    (managed by the system, and not by Java) and to the
    interaption of the threads on the right place.

    Event if the load distribution is still an interesting issue to
    think about, please excuse me, if I scared you too match with
    my too fast and obviously not quite correct conclusions.

    With best regards.
    Peter

     
  • Steve Waldman
    Steve Waldman
    2005-03-24

    Logged In: YES
    user_id=175530

    Peter,

    Thanks again for the very detailed testing and comments, and
    for calling my attention to this issue, which I frankly had
    never thought about.

    I've made my own test program and have gotten results
    similar to some of your tests. This could become
    maddeningly detailed -- I'm tempted to start analyzing means
    and variances and testing the output against hypothesized
    distribution functions, but thus far I've resisted.
    Qualitatively, I am seeing ranges larger than I would like
    (something like 30 to 40 for 300 threads, two minutes,
    between "luckiest and "unluckiest", with the range narrowing
    as the contention increases and drives the numbers down
    towards zero. The bulk of the distribution tends to lie in a
    range plus or minus 9 from the mean with these parameters,
    which is broader than I would expect.

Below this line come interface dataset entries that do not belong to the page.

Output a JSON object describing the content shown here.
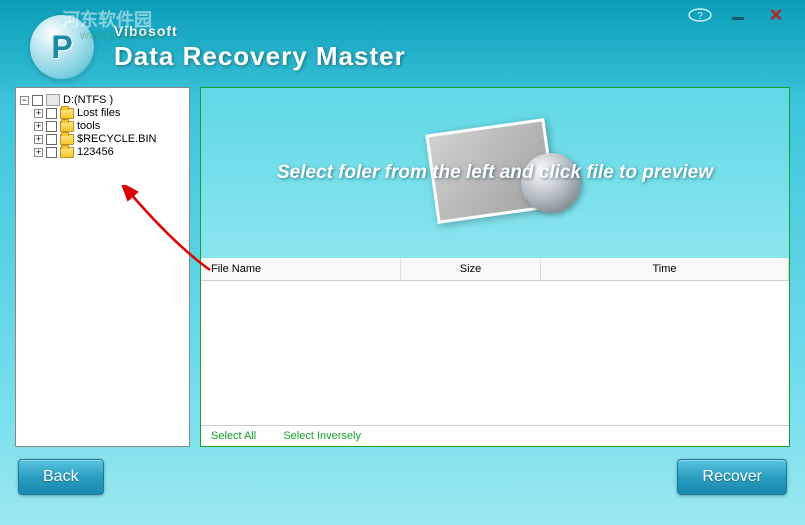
{
  "watermark": {
    "text1": "河东软件园",
    "text2": "www.pc0359.cn"
  },
  "header": {
    "brand": "Vibosoft",
    "product": "Data Recovery Master"
  },
  "tree": {
    "root": {
      "label": "D:(NTFS )"
    },
    "items": [
      {
        "label": "Lost files"
      },
      {
        "label": "tools"
      },
      {
        "label": "$RECYCLE.BIN"
      },
      {
        "label": "123456"
      }
    ]
  },
  "preview": {
    "hint": "Select  foler from the left and click file to preview"
  },
  "table": {
    "columns": {
      "name": "File Name",
      "size": "Size",
      "time": "Time"
    }
  },
  "selectbar": {
    "all": "Select All",
    "inverse": "Select Inversely"
  },
  "footer": {
    "back": "Back",
    "recover": "Recover"
  },
  "titlebar": {
    "question": "?",
    "minimize": "−",
    "close": "×"
  }
}
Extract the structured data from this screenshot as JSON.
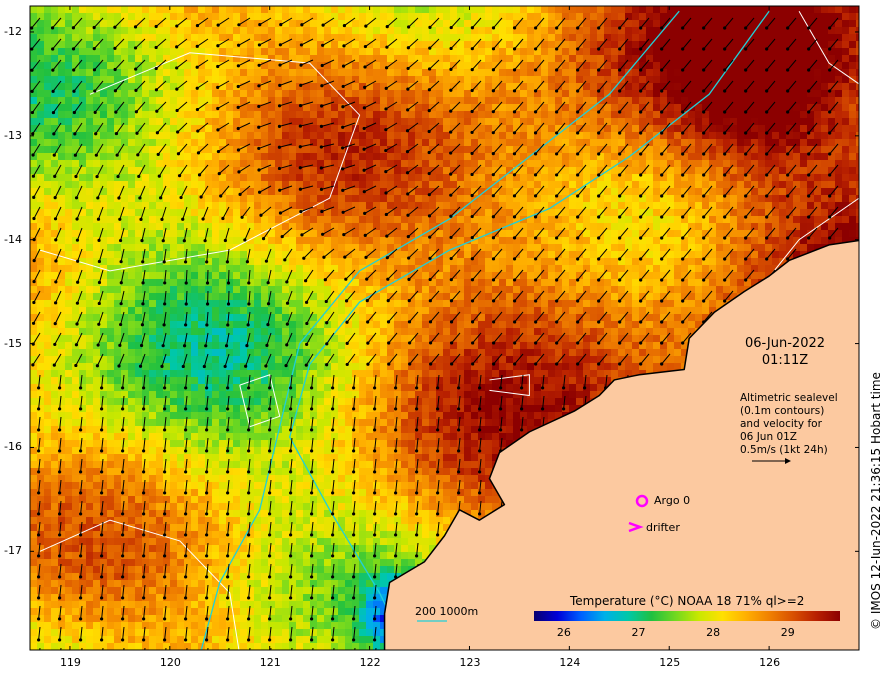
{
  "chart_data": {
    "type": "heatmap",
    "title": "Temperature (°C) NOAA 18 71% ql>=2",
    "x_ticks": [
      "119",
      "120",
      "121",
      "122",
      "123",
      "124",
      "125",
      "126"
    ],
    "y_ticks": [
      "-12",
      "-13",
      "-14",
      "-15",
      "-16",
      "-17"
    ],
    "xlim": [
      118.6,
      126.9
    ],
    "ylim": [
      -17.95,
      -11.75
    ],
    "colorbar": {
      "ticks": [
        "26",
        "27",
        "28",
        "29"
      ],
      "range": [
        25.6,
        29.7
      ],
      "stops": [
        "#08006e",
        "#0000d8",
        "#0060ff",
        "#00b0e8",
        "#00c8a8",
        "#20c040",
        "#70d820",
        "#c8e800",
        "#ffe000",
        "#ffb000",
        "#f08000",
        "#d85000",
        "#b82000",
        "#8c0000"
      ]
    },
    "grid": false
  },
  "annotations": {
    "date": "06-Jun-2022",
    "time": "01:11Z",
    "info_lines": [
      "Altimetric sealevel",
      "(0.1m contours)",
      "and velocity for",
      "06 Jun 01Z",
      "0.5m/s (1kt 24h)"
    ],
    "credit": "© IMOS 12-Jun-2022 21:36:15 Hobart time",
    "bathymetry_label": "200  1000m"
  },
  "legend": {
    "argo_label": "Argo 0",
    "drifter_label": "drifter",
    "marker_color": "#ff00ff"
  },
  "colors": {
    "land": "#fcc9a0",
    "coast": "#000000",
    "bathy": "#20d0d8",
    "contour": "#ffffff"
  }
}
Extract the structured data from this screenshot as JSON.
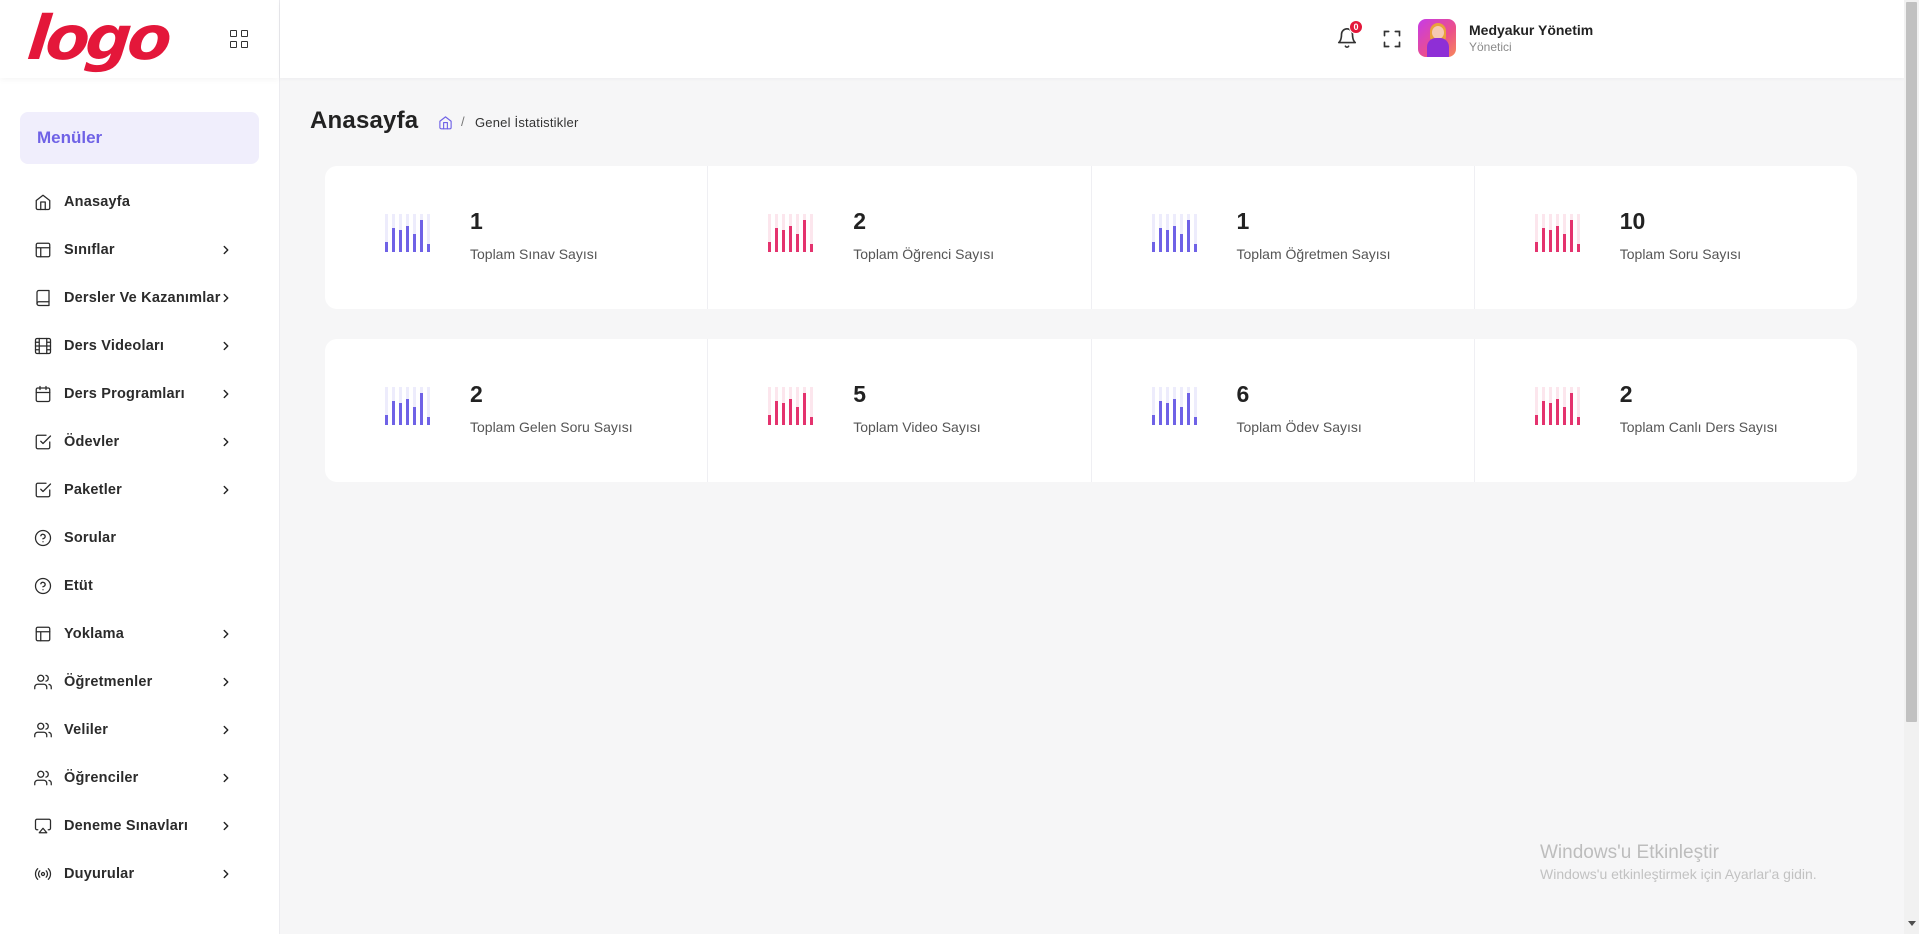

    I guess from a "bug" perspective, I'd categorize the current
    behavior as less than optimal, but not a huge problem. I'm
    tempted to try to implement a FIFO policy, since as you
    suggested, it needn't be expensive. But it may not happen so
    quickly, since it's not clear that there is a problem users
    are likely to notice in actual use. But it's definitely
    "wrong" somehow that c3p0 is relying on an undefined order
    of notification to be even-handed.

    Thanks again for all the testing and thinking about this
    problem. I really do appreciate the help.

    smiles,
    Steve

     
  • Steve Waldman
    Steve Waldman
    2005-03-24

    • status: open --> closed
     
  • Steve Waldman
    Steve Waldman
    2005-03-24

    • assigned_to: nobody --> swaldman